__EXERCISE DETAILS__
Every line below that contains the word "this" must be copied.
--- SUPPLIED MATERIAL Enclosed Below ---
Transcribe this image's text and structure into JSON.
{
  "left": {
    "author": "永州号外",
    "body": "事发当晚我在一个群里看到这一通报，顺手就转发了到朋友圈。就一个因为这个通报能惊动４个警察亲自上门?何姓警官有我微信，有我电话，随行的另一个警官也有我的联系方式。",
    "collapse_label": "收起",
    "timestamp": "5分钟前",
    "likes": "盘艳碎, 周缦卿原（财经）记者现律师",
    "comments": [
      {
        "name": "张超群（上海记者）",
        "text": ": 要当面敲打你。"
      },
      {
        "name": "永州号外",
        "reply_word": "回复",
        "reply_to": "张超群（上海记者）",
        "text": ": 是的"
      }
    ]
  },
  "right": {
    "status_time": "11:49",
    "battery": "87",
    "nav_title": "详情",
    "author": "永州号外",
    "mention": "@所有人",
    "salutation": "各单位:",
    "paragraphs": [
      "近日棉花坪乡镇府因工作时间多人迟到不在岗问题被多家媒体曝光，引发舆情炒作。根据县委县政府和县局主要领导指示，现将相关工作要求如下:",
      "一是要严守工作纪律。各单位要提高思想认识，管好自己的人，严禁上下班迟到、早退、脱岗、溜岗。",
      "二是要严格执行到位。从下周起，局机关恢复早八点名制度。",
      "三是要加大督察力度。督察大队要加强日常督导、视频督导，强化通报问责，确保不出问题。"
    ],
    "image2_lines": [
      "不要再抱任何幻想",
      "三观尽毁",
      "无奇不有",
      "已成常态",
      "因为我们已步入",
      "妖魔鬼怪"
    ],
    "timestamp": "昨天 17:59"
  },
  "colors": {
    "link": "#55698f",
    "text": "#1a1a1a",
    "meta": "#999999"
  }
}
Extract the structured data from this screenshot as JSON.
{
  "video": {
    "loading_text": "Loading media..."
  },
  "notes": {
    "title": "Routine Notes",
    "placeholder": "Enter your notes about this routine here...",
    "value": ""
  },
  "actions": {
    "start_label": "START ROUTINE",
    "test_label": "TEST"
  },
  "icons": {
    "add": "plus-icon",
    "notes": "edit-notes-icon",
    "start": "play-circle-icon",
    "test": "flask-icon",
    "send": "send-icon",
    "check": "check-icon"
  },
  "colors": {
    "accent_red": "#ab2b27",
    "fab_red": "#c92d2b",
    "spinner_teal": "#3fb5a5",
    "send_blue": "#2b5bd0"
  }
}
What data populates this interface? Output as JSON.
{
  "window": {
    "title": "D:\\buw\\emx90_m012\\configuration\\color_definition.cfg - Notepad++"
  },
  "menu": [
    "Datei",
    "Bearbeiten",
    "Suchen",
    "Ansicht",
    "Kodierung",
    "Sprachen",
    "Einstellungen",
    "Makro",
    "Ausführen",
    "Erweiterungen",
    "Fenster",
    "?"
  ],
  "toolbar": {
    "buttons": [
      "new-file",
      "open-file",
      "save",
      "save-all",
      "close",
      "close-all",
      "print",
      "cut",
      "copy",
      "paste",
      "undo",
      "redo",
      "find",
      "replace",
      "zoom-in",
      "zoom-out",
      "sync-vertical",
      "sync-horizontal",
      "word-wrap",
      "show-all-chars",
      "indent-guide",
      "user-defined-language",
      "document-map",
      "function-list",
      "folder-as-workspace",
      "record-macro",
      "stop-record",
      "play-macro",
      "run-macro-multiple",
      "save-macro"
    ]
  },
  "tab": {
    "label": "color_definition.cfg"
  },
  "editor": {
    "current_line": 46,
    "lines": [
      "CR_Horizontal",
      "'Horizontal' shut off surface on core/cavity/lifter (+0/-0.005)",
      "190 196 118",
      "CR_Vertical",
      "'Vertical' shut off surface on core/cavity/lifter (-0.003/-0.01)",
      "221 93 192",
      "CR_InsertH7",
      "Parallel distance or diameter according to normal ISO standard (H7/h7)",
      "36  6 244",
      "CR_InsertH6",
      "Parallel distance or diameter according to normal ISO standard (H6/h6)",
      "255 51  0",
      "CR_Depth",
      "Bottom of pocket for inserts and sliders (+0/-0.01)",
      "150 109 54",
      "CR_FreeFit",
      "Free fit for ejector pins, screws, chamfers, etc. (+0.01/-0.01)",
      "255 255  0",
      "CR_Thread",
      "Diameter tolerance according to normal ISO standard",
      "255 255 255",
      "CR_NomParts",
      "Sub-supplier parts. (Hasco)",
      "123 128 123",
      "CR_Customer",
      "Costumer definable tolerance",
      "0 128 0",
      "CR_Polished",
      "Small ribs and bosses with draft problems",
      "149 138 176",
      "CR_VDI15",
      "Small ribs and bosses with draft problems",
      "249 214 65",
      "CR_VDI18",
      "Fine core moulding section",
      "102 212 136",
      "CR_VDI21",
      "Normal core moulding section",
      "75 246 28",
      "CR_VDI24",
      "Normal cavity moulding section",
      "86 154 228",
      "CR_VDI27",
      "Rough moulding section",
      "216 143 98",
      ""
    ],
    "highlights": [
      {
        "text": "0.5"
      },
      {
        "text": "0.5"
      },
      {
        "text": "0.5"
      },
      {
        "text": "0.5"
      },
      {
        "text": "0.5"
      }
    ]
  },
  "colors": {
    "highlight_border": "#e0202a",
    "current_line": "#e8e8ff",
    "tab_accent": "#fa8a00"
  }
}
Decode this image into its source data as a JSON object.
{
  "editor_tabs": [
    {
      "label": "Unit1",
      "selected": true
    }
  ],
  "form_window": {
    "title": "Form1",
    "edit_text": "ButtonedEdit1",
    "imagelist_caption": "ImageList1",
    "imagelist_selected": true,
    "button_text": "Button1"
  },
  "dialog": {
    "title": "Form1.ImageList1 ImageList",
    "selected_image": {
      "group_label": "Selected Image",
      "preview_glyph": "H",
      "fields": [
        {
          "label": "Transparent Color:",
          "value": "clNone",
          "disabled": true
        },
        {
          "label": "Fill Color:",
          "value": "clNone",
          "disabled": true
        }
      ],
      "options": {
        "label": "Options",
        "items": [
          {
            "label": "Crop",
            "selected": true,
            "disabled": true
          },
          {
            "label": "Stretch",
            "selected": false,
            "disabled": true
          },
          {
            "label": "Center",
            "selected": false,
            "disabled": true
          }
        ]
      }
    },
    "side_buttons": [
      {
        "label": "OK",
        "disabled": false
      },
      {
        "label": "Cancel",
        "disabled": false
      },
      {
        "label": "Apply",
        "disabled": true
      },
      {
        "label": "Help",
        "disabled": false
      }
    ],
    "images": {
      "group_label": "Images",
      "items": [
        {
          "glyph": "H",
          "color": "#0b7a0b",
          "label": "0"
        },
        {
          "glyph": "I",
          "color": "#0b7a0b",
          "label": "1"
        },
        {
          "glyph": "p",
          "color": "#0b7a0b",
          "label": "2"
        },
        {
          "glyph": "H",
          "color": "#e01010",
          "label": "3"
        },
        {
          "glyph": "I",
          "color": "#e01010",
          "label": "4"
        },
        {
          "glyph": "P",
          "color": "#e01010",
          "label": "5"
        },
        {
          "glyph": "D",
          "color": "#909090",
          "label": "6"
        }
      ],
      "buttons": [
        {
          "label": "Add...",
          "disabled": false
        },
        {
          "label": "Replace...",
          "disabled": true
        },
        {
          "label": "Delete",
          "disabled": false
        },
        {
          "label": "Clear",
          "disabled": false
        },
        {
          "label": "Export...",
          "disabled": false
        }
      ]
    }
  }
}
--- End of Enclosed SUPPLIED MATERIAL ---
__THE ANSWER__
Transcribe this image's text and structure into JSON.
Extract the structured data from this screenshot as JSON.
    "placeholder": "Enter your notes about this routine here...",
What data populates this interface? Output as JSON.
Decode this image into its source data as a JSON object.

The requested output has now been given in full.